There are so many other studies that provide qualitative accounts of women’s “decisions” in work and family. These studies help us understand the complexity surrounding constraints and choices (for example, see Sarah Damaske’s recent book: http://www.oup.com/us/catalog/general/subject/Sociology/Women/?view=usa&ci=9780199791491
Finally – I’m hoping that you can you send me the citation of the study that you consulted that said that 5% of the earnings gap is attributable to discrimination.
@Rebecca – great points and cites. Very helpful
@R.G. Price –
Would like to clarify a couple of points:
> “Among emperor penguins the male is the one that incubates the eggs because its an extremely physically challenging endeavor, which the larger males are better suited for.”
Actually, it is because the females have expended so much effort up to that point that they could not continue. It is not possible to observe the counterfactual (i.e. to argue that female penguins would not be able to incubate the egg even if they were physically up for the task). But I digress. The fundamental point here is that sex roles are not static in nature – there is variation. Again, that is the only point I’m trying to make.
And I don’t discount the role of biology. I study health care, for example, which is an arena where both biology and social conditions are important for determining individual outcomes. For most chronic health conditions, genetic predisposition accounts for anywhere between 10%-30% of the variation in mortality, with social factors contributing additional risk (see http://bit.ly/KjRjVu for Williams and colleagues’ excellent summary of this literature as it applies to race). So, I do not fully discount biology or genes as contributing causes of phenomena.
What I am not, however, is someone who believes in biological or genetic determinism. We may have biological or genetic cues, but they do not override other factors (think of those who have the genes for brown eyes, a dominant trait, but have blue – see http://1.usa.gov/aZ0MUX for description of phenomena). So, biology matters, but is not 100% (or even a majority %) predictive of outcomes
> “I mean seriously, how can anyone take seriously the notion that women don’t receive equal pay for equal work among elementary and middle school teachers? The compensation rules are largely defined by women, compensation is set almost 100% by very strict rules, and the majority of the people doing whatever subjective evaluation there might be are themselves women as well! All it does is prove the point that the statistics lie.”
It is not true that the majority of supervisors in education are female.

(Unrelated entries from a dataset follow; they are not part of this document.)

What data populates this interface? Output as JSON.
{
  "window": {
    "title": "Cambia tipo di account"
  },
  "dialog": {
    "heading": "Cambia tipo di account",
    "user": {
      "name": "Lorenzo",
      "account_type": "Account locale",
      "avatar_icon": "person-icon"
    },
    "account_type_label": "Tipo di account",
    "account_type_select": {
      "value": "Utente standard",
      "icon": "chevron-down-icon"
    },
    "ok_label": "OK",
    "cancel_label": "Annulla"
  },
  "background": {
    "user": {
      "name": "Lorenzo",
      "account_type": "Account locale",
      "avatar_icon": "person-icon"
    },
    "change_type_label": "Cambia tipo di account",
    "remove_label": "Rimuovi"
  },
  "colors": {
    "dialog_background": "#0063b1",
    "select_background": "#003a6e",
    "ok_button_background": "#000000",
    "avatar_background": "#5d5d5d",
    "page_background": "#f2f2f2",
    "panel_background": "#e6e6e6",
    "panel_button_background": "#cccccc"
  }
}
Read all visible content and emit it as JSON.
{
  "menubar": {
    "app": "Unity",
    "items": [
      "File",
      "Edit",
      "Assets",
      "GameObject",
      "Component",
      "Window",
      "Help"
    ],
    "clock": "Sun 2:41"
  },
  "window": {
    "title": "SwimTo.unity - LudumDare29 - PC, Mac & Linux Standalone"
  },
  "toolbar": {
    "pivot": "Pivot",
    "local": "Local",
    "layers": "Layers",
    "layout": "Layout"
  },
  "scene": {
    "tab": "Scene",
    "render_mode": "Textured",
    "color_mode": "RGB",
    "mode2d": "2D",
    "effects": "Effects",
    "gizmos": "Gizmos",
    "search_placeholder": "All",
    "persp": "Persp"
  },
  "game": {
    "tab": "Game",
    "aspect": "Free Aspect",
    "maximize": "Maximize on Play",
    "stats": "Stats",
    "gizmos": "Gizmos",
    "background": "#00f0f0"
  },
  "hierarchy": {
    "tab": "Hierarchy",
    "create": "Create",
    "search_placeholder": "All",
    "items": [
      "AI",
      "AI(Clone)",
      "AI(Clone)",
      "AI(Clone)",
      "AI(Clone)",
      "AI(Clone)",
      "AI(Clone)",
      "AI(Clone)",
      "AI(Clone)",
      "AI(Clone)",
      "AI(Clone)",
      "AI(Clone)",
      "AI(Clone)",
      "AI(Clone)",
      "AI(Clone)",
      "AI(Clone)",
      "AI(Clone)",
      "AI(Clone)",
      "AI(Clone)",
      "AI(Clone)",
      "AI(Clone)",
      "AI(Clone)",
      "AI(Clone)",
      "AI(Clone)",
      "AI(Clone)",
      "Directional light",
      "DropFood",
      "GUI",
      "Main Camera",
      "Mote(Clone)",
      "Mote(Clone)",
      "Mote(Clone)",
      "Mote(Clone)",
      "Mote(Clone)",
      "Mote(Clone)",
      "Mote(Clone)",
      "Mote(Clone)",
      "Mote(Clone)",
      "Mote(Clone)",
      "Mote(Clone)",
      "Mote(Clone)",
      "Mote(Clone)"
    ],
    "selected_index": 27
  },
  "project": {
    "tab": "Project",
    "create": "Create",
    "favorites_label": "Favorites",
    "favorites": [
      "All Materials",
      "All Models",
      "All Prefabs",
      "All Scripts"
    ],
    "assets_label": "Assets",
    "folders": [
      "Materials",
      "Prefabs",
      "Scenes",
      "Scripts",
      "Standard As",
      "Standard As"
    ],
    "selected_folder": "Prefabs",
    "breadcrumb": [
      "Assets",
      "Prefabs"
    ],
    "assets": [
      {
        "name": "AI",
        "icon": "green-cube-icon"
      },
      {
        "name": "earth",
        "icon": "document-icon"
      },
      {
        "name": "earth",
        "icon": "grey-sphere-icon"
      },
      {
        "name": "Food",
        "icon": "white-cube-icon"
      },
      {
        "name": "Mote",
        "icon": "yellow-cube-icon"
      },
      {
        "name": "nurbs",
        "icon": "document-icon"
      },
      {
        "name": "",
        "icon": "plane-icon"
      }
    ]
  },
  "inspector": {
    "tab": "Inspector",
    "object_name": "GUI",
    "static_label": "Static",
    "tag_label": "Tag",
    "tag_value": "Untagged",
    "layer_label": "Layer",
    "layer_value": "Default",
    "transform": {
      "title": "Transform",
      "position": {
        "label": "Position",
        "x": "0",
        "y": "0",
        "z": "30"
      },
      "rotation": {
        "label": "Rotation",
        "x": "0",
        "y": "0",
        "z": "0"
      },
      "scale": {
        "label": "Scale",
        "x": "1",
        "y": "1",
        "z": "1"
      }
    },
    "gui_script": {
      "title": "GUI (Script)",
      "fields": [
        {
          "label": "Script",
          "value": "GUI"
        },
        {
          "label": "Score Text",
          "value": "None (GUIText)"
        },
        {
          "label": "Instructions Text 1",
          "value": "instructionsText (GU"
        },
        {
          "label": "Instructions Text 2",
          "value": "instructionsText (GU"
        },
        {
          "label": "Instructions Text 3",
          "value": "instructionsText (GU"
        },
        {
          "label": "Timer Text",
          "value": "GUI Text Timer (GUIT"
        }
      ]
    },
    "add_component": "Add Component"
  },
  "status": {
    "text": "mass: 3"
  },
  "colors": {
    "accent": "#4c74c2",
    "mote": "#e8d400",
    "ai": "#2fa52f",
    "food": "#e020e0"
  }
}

If you look at the distribution of women in “front line” teaching positions, they hold the majority in *every* category of teachers except those who work in postsecondary education (see http://www.bls.gov/cps/cpsaat11.pdf for latest data).
However, if you look at the distribution of women in principal and superintendent positions in districts, men hold the majority in both positions (see report from the Rand Corporation – http://bit.ly/KrdsTY). So, although women dominate the profession of teaching, they do not similarly dominate the supervisory roles within that profession.
Even if the schools in Denver use what appears to be a “subjective” system for determining raises, that does not mean it is the case everywhere (that would be the atomistic fallacy). Similarly, though national statistics over and over again show wage gaps, that does not mean that wage gaps exist in every single district (that would be the ecological fallacy). However, their durability across time, occupational category and study suggest that this is not a statistical aberration.